## DATASET EXCERPTS:

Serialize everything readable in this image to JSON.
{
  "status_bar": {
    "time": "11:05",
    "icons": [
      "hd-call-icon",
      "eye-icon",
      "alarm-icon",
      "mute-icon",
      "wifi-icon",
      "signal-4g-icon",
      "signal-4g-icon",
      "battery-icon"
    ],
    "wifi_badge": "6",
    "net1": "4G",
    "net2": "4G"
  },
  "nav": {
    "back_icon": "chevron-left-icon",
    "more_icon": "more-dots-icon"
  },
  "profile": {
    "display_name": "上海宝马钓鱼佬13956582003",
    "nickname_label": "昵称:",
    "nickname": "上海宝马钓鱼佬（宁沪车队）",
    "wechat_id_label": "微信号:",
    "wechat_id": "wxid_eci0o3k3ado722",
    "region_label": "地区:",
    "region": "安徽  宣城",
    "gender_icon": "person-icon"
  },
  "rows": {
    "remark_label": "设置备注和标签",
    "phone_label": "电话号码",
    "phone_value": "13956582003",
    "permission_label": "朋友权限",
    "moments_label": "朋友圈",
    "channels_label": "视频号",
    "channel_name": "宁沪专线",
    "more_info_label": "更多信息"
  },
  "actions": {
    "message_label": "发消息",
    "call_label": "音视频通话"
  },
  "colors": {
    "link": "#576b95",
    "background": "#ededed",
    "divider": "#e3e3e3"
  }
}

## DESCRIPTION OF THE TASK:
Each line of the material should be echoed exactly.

## SOLVED PROBLEM:
Serialize everything readable in this image to JSON.
{
  "status_bar": {
    "time": "11:05",
    "icons": [
      "hd-call-icon",
      "eye-icon",
      "alarm-icon",
      "mute-icon",
      "wifi-icon",
      "signal-4g-icon",
      "signal-4g-icon",
      "battery-icon"
    ],
    "wifi_badge": "6",
    "net1": "4G",
    "net2": "4G"
  },
  "nav": {
    "back_icon": "chevron-left-icon",
    "more_icon": "more-dots-icon"
  },
  "profile": {
    "display_name": "上海宝马钓鱼佬13956582003",
    "nickname_label": "昵称:",
    "nickname": "上海宝马钓鱼佬（宁沪车队）",
    "wechat_id_label": "微信号:",
    "wechat_id": "wxid_eci0o3k3ado722",
    "region_label": "地区:",
    "region": "安徽  宣城",
    "gender_icon": "person-icon"
  },
  "rows": {
    "remark_label": "设置备注和标签",
    "phone_label": "电话号码",
    "phone_value": "13956582003",
    "permission_label": "朋友权限",
    "moments_label": "朋友圈",
    "channels_label": "视频号",
    "channel_name": "宁沪专线",
    "more_info_label": "更多信息"
  },
  "actions": {
    "message_label": "发消息",
    "call_label": "音视频通话"
  },
  "colors": {
    "link": "#576b95",
    "background": "#ededed",
    "divider": "#e3e3e3"
  }
}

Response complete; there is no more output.